Andrea Buchanan, 31, a business design student at the Atlanta branch of Savannah College of Art and Design (SCAD), hung out with her family and hula-hooped to the tunes of Grammy-winning bluegrass act The Infamous Stringdusters. She was in a familiar spot, across Marietta Street from the Georgia World Congress Center’s indoor corridor that connects the convention center to the Omni Hotel and the College Football Hall of Fame. She has worked on SCAD’s design project to reimagine this important gateway to the country’s 4th largest convention center.
In what’s become an annual tradition, good buddies Michael Daniels (left) and Kahtan Araim (right), graduating seniors at Georgia State University, attend the 420 Fest together. Araim’s birthday is April 18, and he counts on celebrating with Daniels every year as 420 Fest falls on or around Earth Day (April 22) annually.
SWAPPING PATIENTS FOR PATIENCE
Nursing students Macie Bushell (left), Chelsea Pitock (right), and Olivia Hundt (center), got to the festival early Saturday afternoon to claim a front spot right up next to the stage barricades. They took turns guarding their prime viewing space, waiting roughly seven hours for the evening’s headliner, Tedeschi Trucks Band. Bushell was so excited, she said she might cry when the band took the stage as the sun began to set over Centennial Olympic Park.
On the periphery of the festival, for those not inclined to jam elbow-to-elbow with the rest of the crowds closer to the stages, the inflatable hammock was the way to go. Some folks brought their inflatable hammocks to the park, some purchased them on site, setting up de facto camps of ultimate chill zones. Ben Mazzucco of Newnan (pictured), brought an inflatable hammock with him, but purchased another one at the festival, a Wind Pouch, so that there was enough pillowy comfort to go around among family and friends.
The Sweetwater 420 Fest was founded as an Earth Day environmental celebration, and the event’s sustainability focus includes support of local charities, waste reduction and the Planet 420 Eco-Village featuring hands-on environmental education. A new twist this year is the festival’s inaugural charity auction, where patrons can bid on items supplied by artists performing at the three-day event, such as the D’ Angelico guitar (pictured below) signed by artist-in-residence Brandon “Taz” Niederauer. Also, festival-goers are encourage to use steel reusable cups (pictured below) for their beer and other beverage refills – it reduces the amount of plastic waste.
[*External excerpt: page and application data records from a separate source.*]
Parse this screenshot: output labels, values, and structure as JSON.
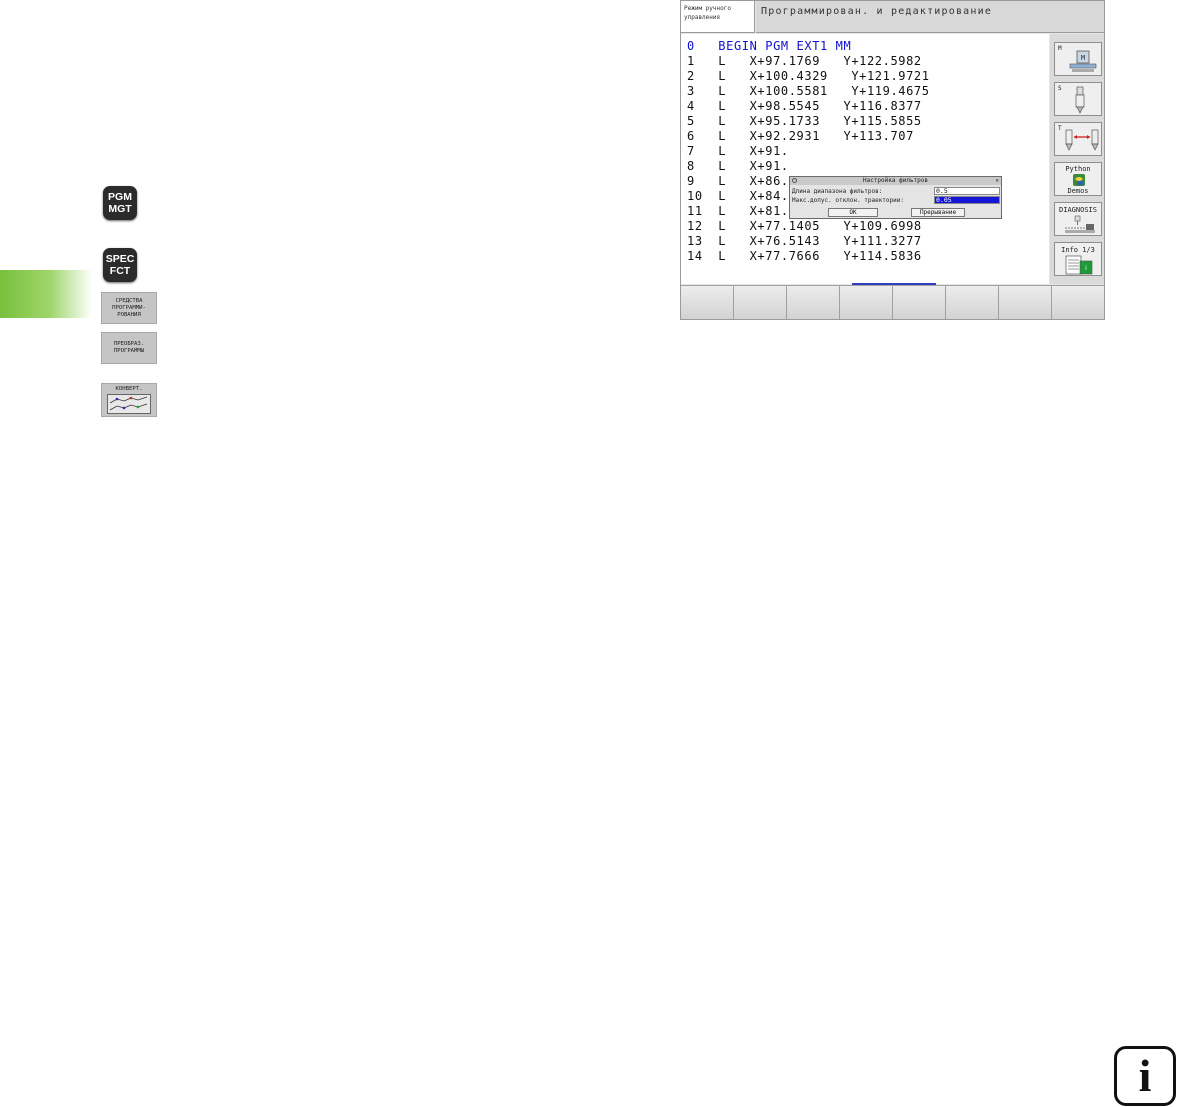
{
  "keys": {
    "pgm_mgt": [
      "PGM",
      "MGT"
    ],
    "spec_fct": [
      "SPEC",
      "FCT"
    ]
  },
  "softkeys": [
    {
      "lines": [
        "СРЕДСТВА",
        "ПРОГРАММИ-",
        "РОВАНИЯ"
      ]
    },
    {
      "lines": [
        "ПРЕОБРАЗ.",
        "ПРОГРАММЫ"
      ]
    },
    {
      "lines": [
        "КОНВЕРТ."
      ]
    }
  ],
  "header": {
    "mode_lines": [
      "Режим ручного",
      "управления"
    ],
    "title": "Программирован. и редактирование"
  },
  "program": [
    "0   BEGIN PGM EXT1 MM",
    "1   L   X+97.1769   Y+122.5982",
    "2   L   X+100.4329   Y+121.9721",
    "3   L   X+100.5581   Y+119.4675",
    "4   L   X+98.5545   Y+116.8377",
    "5   L   X+95.1733   Y+115.5855",
    "6   L   X+92.2931   Y+113.707",
    "7   L   X+91.",
    "8   L   X+91.",
    "9   L   X+86.",
    "10  L   X+84.5289   Y+111.7034",
    "11  L   X+81.0225   Y+110.2007",
    "12  L   X+77.1405   Y+109.6998",
    "13  L   X+76.5143   Y+111.3277",
    "14  L   X+77.7666   Y+114.5836"
  ],
  "dialog": {
    "title": "Настройка фильтров",
    "row1_label": "Длина диапазона фильтров:",
    "row1_value": "0.5",
    "row2_label": "Макс.допус. отклон. траектории:",
    "row2_value": "0.05",
    "ok": "OK",
    "cancel": "Прерывание"
  },
  "sidebar": {
    "m": "M",
    "s": "S",
    "t": "T",
    "python_top": "Python",
    "python_bottom": "Demos",
    "diagnosis": "DIAGNOSIS",
    "info": "Info 1/3"
  },
  "info_badge": "i"
}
A FAMILY AFFAIR
Guitarist Derek Trucks (left) has rock ‘n’ roll royal bloodlines. His uncle is Allman Brothers Band founding drummer Butch Trucks, and the younger Trucks was named after Derek and the Dominoes, the supergroup that included Eric Clapton and legendary guitarist Duane Allman. Derek Trucks eventually wound up playing Allman’s guitar parts when he officially joined the Allman Brothers Band in 1999. Meanwhile, Trucks’ drumming brother Duane is a member of Widespread Panic and the Hardworking Americans. Music is clearly about family for Trucks, who is married to bandmate Susan Tedeschi, a powerful and soulful vocalist and guitarist, who was already nominated for a Grammy before marrying Trucks. They each had their own namesake bands, but officially merged forces in 2010 to form the Tedeschi Trucks Band.